We have been here for just over a week and my list of Arabic words that I have mastered is growing rapidly. In our initial foray into the Arabic language, which is the focus of our stay here in Jordan, I have discovered that I am well on the way to fluency in one particular area, food. I have no problem ordering falafel, shwarma, kebab, hummus, tahini, babaghanoush and tabuli. It is just basic greetings and working out how to tell the falafel cook to hold off on the gherkins, which are still proving to be a challenge. However, pointing and shaking my head have so far been effective in this department.

Ah yes the art of communication, I hear you say.

Last Sunday, which was a working day here in Jordan, was my warm-up exercise for learning Arabic. Fortunately for us we met Abu Hassan, a taxi driver, who had the uncanny ability to look at me for the entire journey, write Arabic phrases in my little note book, fire at me Arabic terms, like a machine gun on full throttle, thinking that I would pick them up if he repeated them often enough. All the while, he was dodging traffic, which is not easy at the best of time in Amman. Then to top it all off he got us home in record time at the cheapest price. ($1.50). If they made statues in Jordan to commemorate their heroes, one should be made to honour the multi-talented Abu Haasan. On reaching our house, Abu Hassan gave me his telephone number and promised to show us around Amman and teach me language at the same time. I have not quiet found the courage to call him yet as I am not sure whether we would all survive the ordeal!
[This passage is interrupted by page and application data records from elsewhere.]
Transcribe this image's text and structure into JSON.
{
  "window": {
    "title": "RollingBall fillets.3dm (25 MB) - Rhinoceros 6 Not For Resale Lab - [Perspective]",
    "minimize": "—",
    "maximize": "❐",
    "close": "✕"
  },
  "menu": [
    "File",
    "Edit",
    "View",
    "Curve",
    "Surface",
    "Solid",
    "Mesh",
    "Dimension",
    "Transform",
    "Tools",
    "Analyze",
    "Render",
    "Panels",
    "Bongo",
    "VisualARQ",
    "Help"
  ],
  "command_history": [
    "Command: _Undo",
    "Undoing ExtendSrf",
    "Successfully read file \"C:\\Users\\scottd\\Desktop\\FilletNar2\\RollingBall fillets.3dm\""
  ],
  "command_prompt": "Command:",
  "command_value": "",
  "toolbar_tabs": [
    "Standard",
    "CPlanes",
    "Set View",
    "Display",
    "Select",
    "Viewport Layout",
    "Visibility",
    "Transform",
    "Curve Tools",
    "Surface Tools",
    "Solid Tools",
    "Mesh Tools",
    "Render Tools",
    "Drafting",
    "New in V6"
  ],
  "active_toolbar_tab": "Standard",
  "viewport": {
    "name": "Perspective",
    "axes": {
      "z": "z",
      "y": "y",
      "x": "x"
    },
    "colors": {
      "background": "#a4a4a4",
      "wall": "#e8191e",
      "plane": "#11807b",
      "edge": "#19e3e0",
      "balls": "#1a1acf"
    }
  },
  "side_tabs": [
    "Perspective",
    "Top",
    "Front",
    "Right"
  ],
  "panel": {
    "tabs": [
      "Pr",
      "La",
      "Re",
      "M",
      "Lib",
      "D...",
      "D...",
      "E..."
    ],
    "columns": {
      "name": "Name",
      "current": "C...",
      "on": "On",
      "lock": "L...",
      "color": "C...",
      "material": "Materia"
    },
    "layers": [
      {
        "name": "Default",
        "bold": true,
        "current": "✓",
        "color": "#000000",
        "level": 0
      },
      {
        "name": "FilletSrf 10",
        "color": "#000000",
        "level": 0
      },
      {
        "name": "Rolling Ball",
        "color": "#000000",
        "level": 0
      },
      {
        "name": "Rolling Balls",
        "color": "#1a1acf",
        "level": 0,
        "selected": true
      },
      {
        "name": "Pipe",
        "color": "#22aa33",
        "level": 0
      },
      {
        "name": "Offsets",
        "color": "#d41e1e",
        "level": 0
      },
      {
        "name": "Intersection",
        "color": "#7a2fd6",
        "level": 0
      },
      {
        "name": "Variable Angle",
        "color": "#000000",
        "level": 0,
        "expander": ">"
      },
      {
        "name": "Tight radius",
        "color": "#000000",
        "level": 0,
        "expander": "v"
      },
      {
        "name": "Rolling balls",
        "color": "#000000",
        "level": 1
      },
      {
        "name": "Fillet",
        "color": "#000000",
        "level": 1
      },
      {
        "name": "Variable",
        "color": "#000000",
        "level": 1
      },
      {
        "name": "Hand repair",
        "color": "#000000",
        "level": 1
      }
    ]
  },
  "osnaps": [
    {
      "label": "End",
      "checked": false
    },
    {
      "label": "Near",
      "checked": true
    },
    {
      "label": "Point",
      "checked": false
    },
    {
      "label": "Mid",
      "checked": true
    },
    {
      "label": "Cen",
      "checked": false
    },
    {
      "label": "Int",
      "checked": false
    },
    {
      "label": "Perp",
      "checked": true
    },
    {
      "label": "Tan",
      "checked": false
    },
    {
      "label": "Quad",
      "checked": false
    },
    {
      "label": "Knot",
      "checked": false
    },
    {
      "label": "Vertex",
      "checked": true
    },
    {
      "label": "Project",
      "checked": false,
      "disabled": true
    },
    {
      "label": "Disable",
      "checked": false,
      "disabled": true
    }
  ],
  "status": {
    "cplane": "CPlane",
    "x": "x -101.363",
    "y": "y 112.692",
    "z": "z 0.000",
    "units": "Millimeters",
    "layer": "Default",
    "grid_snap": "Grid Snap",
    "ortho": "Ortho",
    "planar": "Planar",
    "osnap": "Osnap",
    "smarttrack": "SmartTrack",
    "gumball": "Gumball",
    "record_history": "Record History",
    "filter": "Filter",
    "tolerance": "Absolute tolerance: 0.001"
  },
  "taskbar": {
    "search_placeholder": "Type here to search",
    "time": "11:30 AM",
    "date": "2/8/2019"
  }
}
The day after meeting Abu Hazzan:
Waking up the following day, I felt the effects of Abu Hassan’s barrage of words. DOUBT. Will I learn anything here? Yep, does that sound familiar? It’s every language learner’s nightmare. (If you are learning another language and you never feel this effect, then maybe you need to induce some more scary thoughts or something to get yourself moving.) As a result of our ride with Abu Hassan I have discovered once again, not only am I culturally challenged wherever I go, but linguistically challenged as well. I am not naturally gifted as a linguist. I realised today that language acquisition, for me, is primarily about discipline; self discipline. Basically I am good at getting up each day and giving it a go. So that is what I am going to do for the next two months and hopefully I will expand my abilities beyond my meagre culinary experiences. Salaam.